====== Given entries ======
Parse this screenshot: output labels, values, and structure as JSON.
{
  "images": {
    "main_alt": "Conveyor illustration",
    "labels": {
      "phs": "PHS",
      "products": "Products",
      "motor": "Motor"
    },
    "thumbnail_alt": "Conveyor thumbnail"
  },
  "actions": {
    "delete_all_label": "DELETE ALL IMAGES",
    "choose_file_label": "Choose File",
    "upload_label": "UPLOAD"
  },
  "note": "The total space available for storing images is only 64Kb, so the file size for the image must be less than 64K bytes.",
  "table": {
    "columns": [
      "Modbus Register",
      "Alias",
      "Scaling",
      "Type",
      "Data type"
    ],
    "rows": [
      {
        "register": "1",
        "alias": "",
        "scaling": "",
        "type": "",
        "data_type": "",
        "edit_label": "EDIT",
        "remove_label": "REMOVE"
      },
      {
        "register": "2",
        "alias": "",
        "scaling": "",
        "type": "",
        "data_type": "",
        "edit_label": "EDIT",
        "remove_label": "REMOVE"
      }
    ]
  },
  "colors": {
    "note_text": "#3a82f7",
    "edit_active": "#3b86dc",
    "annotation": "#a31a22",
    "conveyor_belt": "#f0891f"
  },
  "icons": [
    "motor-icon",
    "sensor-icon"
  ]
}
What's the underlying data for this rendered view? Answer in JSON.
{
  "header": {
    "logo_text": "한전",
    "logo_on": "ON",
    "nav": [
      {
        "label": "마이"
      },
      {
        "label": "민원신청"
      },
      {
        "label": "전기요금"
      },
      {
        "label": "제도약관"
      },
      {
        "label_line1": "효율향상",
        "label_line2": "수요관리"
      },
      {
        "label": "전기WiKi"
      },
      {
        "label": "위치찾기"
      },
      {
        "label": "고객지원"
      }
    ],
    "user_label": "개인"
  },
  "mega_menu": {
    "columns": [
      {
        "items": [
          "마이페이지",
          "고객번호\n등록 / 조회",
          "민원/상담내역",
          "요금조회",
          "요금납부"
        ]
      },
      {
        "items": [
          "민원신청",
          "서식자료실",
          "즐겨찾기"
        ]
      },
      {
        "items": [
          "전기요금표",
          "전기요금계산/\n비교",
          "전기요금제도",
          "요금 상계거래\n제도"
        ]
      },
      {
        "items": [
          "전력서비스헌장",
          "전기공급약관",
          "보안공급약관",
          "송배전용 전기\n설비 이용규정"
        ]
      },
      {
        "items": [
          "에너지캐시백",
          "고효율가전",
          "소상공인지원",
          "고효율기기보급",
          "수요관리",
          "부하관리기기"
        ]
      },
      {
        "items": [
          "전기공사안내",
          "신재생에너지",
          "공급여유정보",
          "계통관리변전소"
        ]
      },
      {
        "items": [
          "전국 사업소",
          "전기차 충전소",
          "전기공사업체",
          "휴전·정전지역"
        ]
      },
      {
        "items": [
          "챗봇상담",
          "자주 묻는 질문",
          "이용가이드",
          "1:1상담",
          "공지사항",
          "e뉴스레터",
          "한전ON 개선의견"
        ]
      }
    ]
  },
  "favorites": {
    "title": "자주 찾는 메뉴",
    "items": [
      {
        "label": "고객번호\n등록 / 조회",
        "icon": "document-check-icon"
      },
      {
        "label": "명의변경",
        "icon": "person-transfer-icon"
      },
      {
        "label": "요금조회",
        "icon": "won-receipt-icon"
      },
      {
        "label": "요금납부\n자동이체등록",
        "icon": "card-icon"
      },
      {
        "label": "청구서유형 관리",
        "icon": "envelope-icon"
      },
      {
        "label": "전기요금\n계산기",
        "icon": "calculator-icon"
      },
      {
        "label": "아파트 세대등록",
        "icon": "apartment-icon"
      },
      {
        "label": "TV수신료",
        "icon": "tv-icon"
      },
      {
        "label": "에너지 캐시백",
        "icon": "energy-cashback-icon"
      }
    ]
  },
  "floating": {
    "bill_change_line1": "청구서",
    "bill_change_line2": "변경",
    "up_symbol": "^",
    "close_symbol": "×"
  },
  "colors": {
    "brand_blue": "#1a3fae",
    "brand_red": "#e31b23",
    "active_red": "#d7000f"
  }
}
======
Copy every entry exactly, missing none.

Parse this screenshot: output labels, values, and structure as JSON.
{
  "images": {
    "main_alt": "Conveyor illustration",
    "labels": {
      "phs": "PHS",
      "products": "Products",
      "motor": "Motor"
    },
    "thumbnail_alt": "Conveyor thumbnail"
  },
  "actions": {
    "delete_all_label": "DELETE ALL IMAGES",
    "choose_file_label": "Choose File",
    "upload_label": "UPLOAD"
  },
  "note": "The total space available for storing images is only 64Kb, so the file size for the image must be less than 64K bytes.",
  "table": {
    "columns": [
      "Modbus Register",
      "Alias",
      "Scaling",
      "Type",
      "Data type"
    ],
    "rows": [
      {
        "register": "1",
        "alias": "",
        "scaling": "",
        "type": "",
        "data_type": "",
        "edit_label": "EDIT",
        "remove_label": "REMOVE"
      },
      {
        "register": "2",
        "alias": "",
        "scaling": "",
        "type": "",
        "data_type": "",
        "edit_label": "EDIT",
        "remove_label": "REMOVE"
      }
    ]
  },
  "colors": {
    "note_text": "#3a82f7",
    "edit_active": "#3b86dc",
    "annotation": "#a31a22",
    "conveyor_belt": "#f0891f"
  },
  "icons": [
    "motor-icon",
    "sensor-icon"
  ]
}
What's the underlying data for this rendered view? Answer in JSON.
{
  "header": {
    "logo_text": "한전",
    "logo_on": "ON",
    "nav": [
      {
        "label": "마이"
      },
      {
        "label": "민원신청"
      },
      {
        "label": "전기요금"
      },
      {
        "label": "제도약관"
      },
      {
        "label_line1": "효율향상",
        "label_line2": "수요관리"
      },
      {
        "label": "전기WiKi"
      },
      {
        "label": "위치찾기"
      },
      {
        "label": "고객지원"
      }
    ],
    "user_label": "개인"
  },
  "mega_menu": {
    "columns": [
      {
        "items": [
          "마이페이지",
          "고객번호\n등록 / 조회",
          "민원/상담내역",
          "요금조회",
          "요금납부"
        ]
      },
      {
        "items": [
          "민원신청",
          "서식자료실",
          "즐겨찾기"
        ]
      },
      {
        "items": [
          "전기요금표",
          "전기요금계산/\n비교",
          "전기요금제도",
          "요금 상계거래\n제도"
        ]
      },
      {
        "items": [
          "전력서비스헌장",
          "전기공급약관",
          "보안공급약관",
          "송배전용 전기\n설비 이용규정"
        ]
      },
      {
        "items": [
          "에너지캐시백",
          "고효율가전",
          "소상공인지원",
          "고효율기기보급",
          "수요관리",
          "부하관리기기"
        ]
      },
      {
        "items": [
          "전기공사안내",
          "신재생에너지",
          "공급여유정보",
          "계통관리변전소"
        ]
      },
      {
        "items": [
          "전국 사업소",
          "전기차 충전소",
          "전기공사업체",
          "휴전·정전지역"
        ]
      },
      {
        "items": [
          "챗봇상담",
          "자주 묻는 질문",
          "이용가이드",
          "1:1상담",
          "공지사항",
          "e뉴스레터",
          "한전ON 개선의견"
        ]
      }
    ]
  },
  "favorites": {
    "title": "자주 찾는 메뉴",
    "items": [
      {
        "label": "고객번호\n등록 / 조회",
        "icon": "document-check-icon"
      },
      {
        "label": "명의변경",
        "icon": "person-transfer-icon"
      },
      {
        "label": "요금조회",
        "icon": "won-receipt-icon"
      },
      {
        "label": "요금납부\n자동이체등록",
        "icon": "card-icon"
      },
      {
        "label": "청구서유형 관리",
        "icon": "envelope-icon"
      },
      {
        "label": "전기요금\n계산기",
        "icon": "calculator-icon"
      },
      {
        "label": "아파트 세대등록",
        "icon": "apartment-icon"
      },
      {
        "label": "TV수신료",
        "icon": "tv-icon"
      },
      {
        "label": "에너지 캐시백",
        "icon": "energy-cashback-icon"
      }
    ]
  },
  "floating": {
    "bill_change_line1": "청구서",
    "bill_change_line2": "변경",
    "up_symbol": "^",
    "close_symbol": "×"
  },
  "colors": {
    "brand_blue": "#1a3fae",
    "brand_red": "#e31b23",
    "active_red": "#d7000f"
  }
}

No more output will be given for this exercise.